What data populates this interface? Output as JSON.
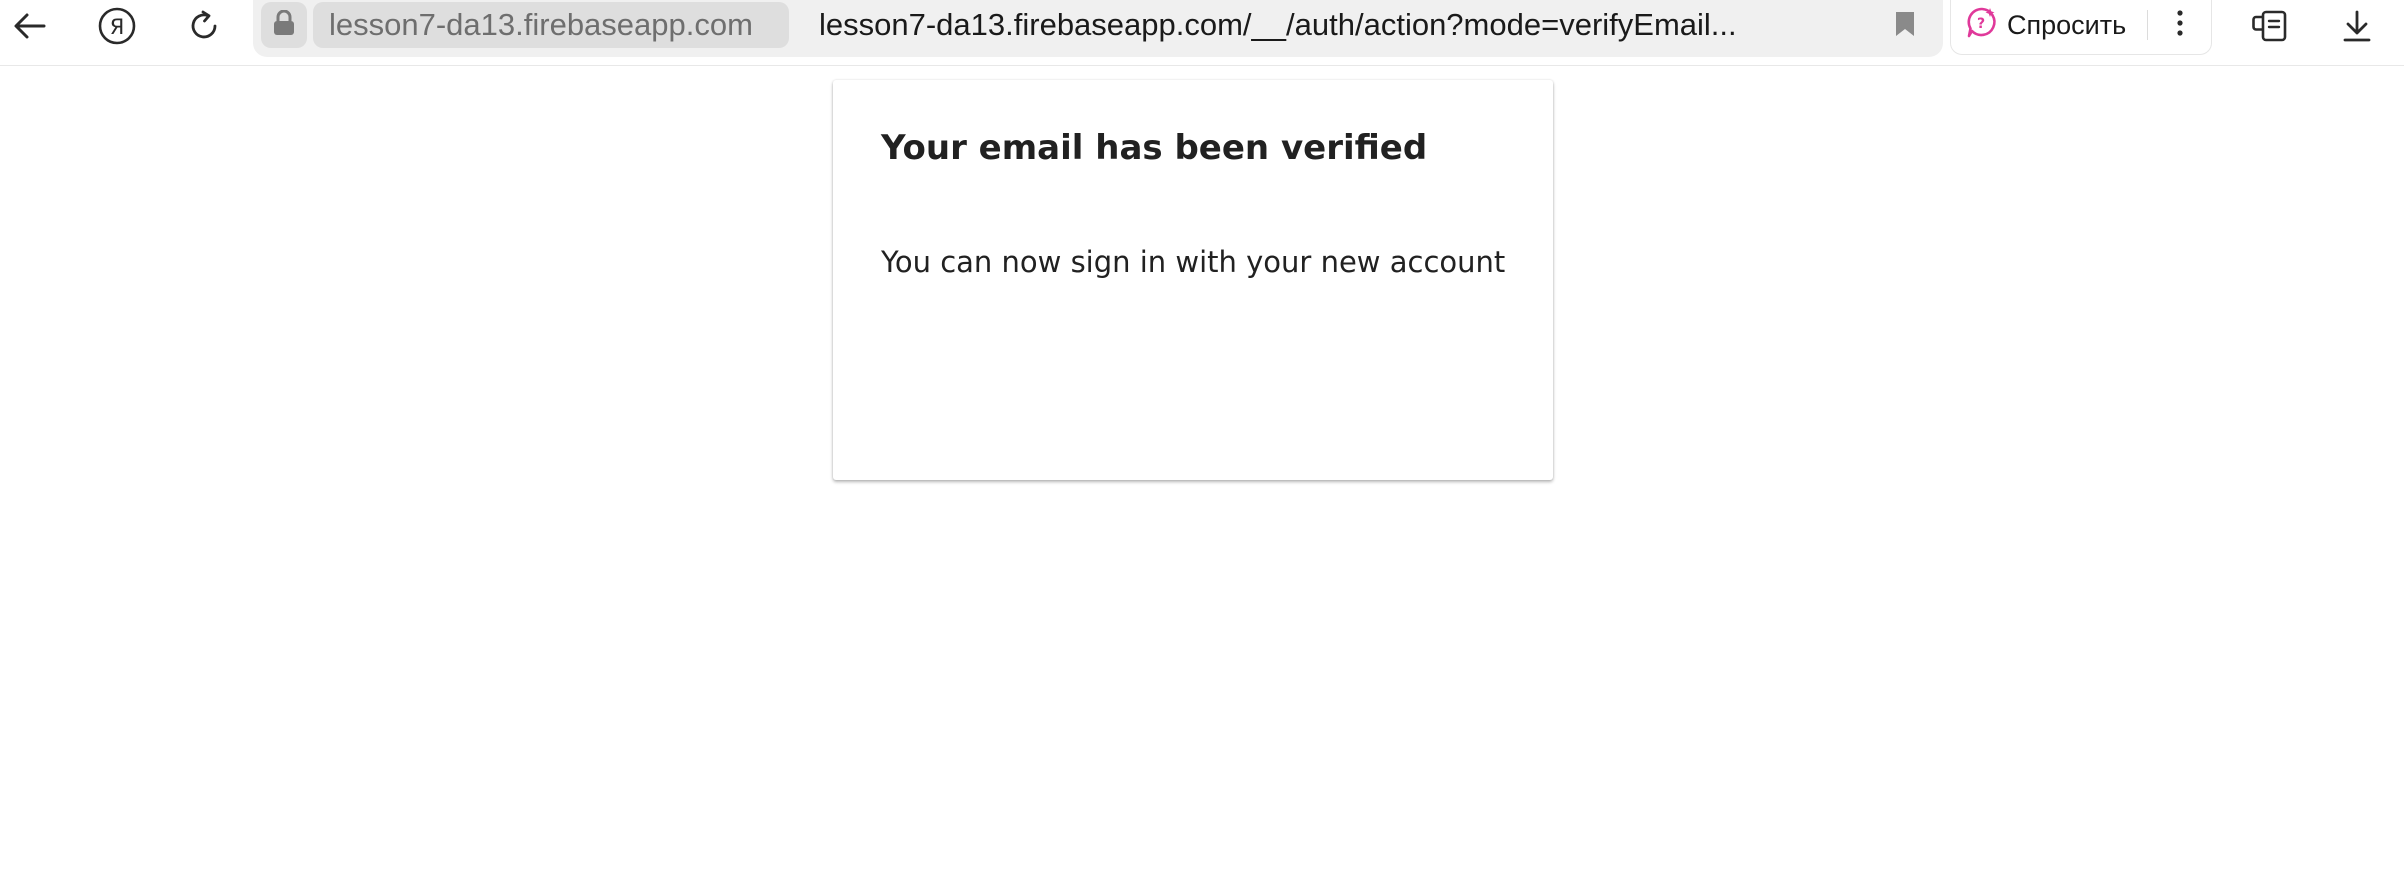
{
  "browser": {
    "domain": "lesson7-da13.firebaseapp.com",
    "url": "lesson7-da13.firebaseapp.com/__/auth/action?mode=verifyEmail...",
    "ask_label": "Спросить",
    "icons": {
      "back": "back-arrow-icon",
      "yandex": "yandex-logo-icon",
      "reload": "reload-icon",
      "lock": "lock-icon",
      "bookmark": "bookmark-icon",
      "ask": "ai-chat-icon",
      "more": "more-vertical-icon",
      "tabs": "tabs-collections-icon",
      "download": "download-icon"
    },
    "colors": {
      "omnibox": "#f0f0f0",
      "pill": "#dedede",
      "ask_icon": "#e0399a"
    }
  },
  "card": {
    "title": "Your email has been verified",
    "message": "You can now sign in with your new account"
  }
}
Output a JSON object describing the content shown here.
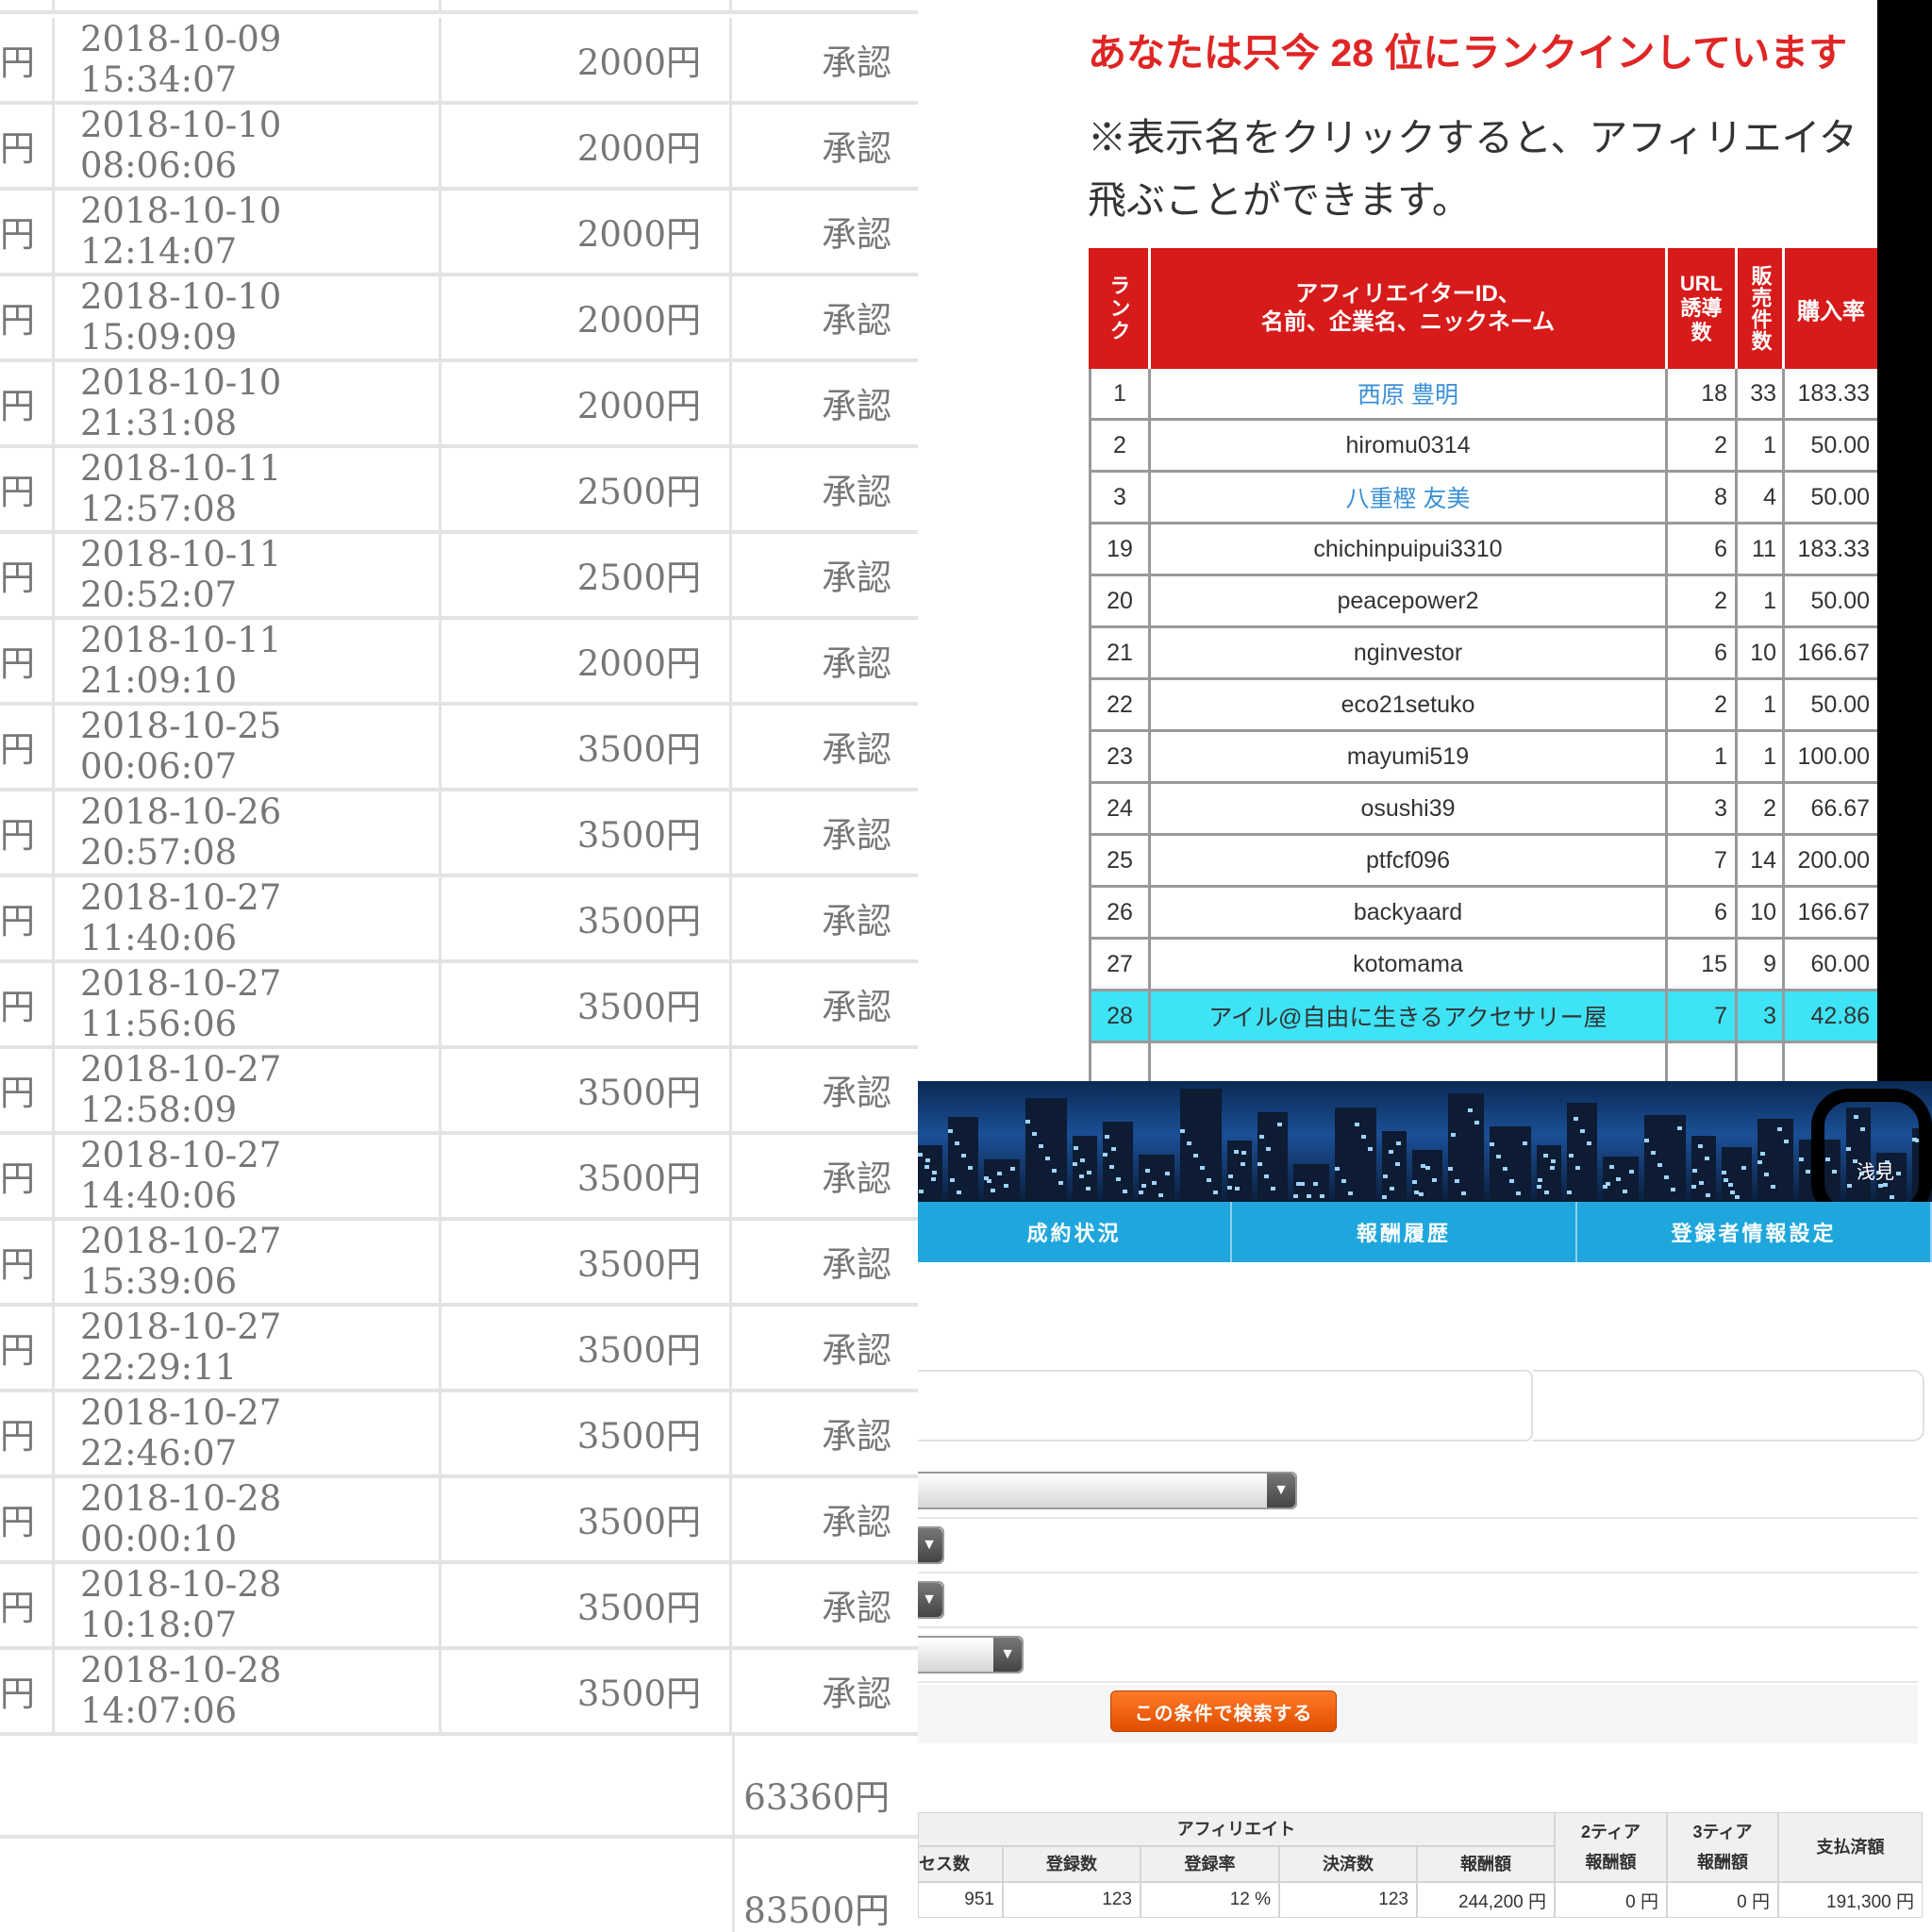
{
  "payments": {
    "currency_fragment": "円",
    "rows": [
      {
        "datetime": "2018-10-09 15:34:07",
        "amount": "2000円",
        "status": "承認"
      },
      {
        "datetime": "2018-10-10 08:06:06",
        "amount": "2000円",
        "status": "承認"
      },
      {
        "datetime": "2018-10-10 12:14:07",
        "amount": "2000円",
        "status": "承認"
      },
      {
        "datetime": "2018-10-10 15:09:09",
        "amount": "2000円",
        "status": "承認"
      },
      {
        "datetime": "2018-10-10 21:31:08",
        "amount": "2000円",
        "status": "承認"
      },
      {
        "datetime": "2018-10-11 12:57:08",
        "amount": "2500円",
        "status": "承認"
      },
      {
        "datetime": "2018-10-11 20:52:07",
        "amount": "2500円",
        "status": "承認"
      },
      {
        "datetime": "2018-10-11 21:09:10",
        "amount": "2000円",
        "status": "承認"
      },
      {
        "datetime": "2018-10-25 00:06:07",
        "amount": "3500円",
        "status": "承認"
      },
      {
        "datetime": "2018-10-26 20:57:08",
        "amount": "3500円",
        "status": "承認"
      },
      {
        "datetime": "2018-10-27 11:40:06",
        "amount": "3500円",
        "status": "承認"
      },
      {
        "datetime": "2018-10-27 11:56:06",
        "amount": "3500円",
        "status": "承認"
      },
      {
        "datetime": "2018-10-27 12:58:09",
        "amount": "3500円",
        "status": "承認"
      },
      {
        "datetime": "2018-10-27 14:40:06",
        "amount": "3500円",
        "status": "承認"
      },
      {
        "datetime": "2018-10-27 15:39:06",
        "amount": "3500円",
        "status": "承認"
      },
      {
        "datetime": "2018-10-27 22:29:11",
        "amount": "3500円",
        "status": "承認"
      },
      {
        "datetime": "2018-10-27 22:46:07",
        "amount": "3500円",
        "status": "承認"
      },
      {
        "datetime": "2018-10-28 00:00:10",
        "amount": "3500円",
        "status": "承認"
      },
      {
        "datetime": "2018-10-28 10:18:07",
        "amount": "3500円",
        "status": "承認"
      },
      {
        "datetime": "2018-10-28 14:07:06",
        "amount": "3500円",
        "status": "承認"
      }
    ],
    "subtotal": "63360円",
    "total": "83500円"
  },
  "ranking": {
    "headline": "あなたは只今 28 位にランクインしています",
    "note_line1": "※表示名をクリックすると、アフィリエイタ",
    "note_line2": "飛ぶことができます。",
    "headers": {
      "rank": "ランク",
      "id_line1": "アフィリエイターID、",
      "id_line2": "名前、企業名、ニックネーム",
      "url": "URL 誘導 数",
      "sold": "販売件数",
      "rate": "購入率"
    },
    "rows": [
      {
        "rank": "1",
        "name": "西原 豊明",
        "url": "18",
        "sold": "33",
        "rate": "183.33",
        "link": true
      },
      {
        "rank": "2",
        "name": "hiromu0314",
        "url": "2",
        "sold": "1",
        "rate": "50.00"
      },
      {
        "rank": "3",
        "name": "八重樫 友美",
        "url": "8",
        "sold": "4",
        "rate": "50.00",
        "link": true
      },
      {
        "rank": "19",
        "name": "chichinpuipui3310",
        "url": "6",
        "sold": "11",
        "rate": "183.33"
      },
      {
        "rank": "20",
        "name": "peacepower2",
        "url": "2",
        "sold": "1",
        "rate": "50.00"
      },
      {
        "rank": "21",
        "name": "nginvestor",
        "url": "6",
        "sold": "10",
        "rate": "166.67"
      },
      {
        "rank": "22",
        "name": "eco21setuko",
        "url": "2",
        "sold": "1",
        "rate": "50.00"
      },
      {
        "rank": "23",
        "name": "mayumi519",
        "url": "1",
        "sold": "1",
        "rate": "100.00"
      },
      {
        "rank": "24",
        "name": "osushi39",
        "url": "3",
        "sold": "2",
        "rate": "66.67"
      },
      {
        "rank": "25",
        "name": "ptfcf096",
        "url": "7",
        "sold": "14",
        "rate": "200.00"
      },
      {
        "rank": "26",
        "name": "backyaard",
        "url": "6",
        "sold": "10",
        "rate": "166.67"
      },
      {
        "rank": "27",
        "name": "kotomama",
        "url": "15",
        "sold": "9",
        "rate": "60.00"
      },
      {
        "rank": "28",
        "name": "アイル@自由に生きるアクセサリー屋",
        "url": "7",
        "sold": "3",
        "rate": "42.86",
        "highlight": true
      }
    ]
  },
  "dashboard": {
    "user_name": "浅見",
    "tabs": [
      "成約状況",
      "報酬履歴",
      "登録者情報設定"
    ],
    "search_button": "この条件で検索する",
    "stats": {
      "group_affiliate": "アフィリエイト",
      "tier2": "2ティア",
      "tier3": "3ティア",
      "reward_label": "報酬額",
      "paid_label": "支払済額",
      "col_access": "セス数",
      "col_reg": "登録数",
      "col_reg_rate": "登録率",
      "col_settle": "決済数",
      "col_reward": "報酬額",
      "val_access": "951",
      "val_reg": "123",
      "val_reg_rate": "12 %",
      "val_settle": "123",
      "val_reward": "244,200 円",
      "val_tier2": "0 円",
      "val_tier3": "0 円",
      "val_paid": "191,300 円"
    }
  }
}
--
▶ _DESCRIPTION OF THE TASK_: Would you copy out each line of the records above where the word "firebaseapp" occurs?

▶ _SOLUTION_:
    "domain": "lesson7-da13.firebaseapp.com",
    "url": "lesson7-da13.firebaseapp.com/__/auth/action?mode=verifyEmail...",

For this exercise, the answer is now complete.